Finra fines, suspends two brokers for Reg BI violations
Finra this week fined and suspended two financial advisers, and forced them to pay restitution to customers for violating Regulation Best Interest by churning clients’ accounts.
The Financial Industry Regulatory Authority Inc. alleged that Todd Anthony Cirella and Edward Scott Short traded in senior customers’ accounts at a level that was “excessive, unsuitable, and not in the customer’s best interest” while working at Laidlaw & Co. in Melville, New York.
Cirella’s actions occurred between June 2020 and January 2021, while Short’s violations took place from July 2018 and December 2020. Cirella is still employed at the firm, according to his BrokerCheck record. Short left Laidlaw last October and is no longer registered.
Finra fined each of the brokers $5,000. The broker-dealer self-regulator forced Cirella to pay $27,566 in restitution and suspended him for three months. Short received a seven-month suspension and must pay $116,859 in restitution.
Cirella and Short neither admitted nor denied Finra’s findings but reached an agreement with Finra on the punishment. A number listed for the firm’s Melville office was out of order. The firm’s corporate headquarters in New York did not immediately respond to a request for comment.
The actions come three months after Finra’s first Reg BI enforcement case. The Securities and Exchange Commission filed its first Reg BI case last summer. The agency released a risk alert earlier this week warning brokerages about shortcomings in Reg BI compliance.
The latest Finra moves were first reported in WealthManagement.
The SEC finalized Reg BI, as it’s known, in June 2019, and the rule went into force in June 2020. The standard of conduct prohibits brokers from putting their financial interests ahead of their customers’ interests in a good investment return.
The rule is meant to provide stronger investor protection against broker conflicts of interest than the previous suitability rule. Short was charged with violating suitability from July 2018 to June 2020 and Reg BI from June to December 2020.
Excessive trading violates both suitability and Reg BI. In its order, Finra said a turnover rate of six or a cost-to-equity ratio above 20% generally indicate a number of transactions that is too high.
The Finra order said that Short recommended 204 transactions in the account of a customer who was about 80 years old. The activity generated $116,859 in commissions and resulted in approximately $185,000 in trading losses, an annualized cost-to-equity ratio of 76.53%, and an annualized turnover rate of 47.49.

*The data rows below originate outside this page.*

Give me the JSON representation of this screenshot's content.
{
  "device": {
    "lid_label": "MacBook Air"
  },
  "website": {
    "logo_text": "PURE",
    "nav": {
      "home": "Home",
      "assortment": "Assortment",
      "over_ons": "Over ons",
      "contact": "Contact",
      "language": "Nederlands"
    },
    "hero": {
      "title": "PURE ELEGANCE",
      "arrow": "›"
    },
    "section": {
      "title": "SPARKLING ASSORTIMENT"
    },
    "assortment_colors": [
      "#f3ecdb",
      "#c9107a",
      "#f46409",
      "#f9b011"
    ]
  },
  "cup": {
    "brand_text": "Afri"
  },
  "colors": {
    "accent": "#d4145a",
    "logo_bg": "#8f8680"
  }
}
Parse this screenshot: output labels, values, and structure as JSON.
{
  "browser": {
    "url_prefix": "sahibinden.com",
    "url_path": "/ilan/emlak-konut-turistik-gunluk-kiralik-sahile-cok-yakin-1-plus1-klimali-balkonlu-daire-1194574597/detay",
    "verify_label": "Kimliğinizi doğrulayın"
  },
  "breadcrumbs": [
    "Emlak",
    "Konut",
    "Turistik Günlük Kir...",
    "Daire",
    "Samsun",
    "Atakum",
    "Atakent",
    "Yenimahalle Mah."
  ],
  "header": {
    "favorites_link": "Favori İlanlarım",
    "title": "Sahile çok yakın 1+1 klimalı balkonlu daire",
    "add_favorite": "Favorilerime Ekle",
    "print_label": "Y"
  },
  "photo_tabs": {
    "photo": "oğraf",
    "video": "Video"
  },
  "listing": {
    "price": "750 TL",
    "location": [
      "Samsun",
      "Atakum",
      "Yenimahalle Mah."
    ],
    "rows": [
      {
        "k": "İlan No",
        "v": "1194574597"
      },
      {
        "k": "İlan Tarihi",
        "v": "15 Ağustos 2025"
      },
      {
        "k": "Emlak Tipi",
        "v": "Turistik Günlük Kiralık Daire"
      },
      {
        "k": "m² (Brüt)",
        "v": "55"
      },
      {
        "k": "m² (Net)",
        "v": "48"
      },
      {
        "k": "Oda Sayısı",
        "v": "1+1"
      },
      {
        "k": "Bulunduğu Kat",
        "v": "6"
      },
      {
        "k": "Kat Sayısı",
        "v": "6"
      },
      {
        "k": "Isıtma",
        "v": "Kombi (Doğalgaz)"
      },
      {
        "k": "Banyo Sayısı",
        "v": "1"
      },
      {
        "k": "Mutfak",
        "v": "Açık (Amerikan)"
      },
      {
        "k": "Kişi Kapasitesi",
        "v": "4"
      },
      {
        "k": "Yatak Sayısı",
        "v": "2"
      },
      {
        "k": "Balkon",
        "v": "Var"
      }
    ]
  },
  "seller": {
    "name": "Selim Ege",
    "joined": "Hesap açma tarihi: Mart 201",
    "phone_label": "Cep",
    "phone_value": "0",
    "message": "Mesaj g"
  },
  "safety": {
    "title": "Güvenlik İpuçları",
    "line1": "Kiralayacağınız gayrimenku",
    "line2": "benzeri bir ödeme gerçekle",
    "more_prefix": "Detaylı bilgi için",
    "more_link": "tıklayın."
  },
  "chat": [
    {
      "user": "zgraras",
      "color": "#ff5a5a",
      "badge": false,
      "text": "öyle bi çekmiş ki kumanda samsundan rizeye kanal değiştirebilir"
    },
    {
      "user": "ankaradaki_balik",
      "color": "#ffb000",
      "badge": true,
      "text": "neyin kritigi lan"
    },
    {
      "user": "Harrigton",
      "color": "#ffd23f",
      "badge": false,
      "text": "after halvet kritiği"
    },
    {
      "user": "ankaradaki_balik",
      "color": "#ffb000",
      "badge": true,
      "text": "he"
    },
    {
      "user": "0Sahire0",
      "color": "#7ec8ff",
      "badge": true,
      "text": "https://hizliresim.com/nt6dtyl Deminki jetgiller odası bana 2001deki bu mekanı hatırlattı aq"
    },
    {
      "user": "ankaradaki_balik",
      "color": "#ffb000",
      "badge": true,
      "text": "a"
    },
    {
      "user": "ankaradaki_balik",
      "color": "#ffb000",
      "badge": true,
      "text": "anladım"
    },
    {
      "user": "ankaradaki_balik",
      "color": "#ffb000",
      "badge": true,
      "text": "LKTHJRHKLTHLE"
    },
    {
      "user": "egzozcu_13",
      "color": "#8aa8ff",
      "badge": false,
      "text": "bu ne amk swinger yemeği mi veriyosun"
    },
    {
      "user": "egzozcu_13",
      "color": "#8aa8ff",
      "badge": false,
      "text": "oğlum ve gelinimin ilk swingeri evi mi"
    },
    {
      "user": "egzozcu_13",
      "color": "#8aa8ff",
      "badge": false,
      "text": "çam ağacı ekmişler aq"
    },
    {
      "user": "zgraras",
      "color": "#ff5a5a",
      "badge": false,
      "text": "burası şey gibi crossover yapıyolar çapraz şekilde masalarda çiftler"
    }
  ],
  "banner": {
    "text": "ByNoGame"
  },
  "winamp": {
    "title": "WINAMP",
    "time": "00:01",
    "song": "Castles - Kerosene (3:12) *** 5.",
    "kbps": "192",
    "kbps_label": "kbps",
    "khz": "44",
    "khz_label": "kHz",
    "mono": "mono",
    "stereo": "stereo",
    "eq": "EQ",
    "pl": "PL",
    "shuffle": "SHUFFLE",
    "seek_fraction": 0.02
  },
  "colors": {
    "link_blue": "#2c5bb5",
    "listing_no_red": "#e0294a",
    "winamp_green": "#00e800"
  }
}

Cirella recommended 46 transactions that generated $27,566 in commissions and resulted in approximately $12,000 in trading losses, an annualized cost-to-equity ratio of 37.65%, and an annualized turnover rate of 20.39. He was working with the account of a customer who was about 70.
In both situations, the customers “relied on [the reps’] advice and routinely followed [their] recommendations,” Finra states in the order. As a result, they exercised de facto control over the customer accounts.
Compliance experts have said Reg BI gives Finra more latitude to charge reps with excessive trading than the organization had under the suitability rule.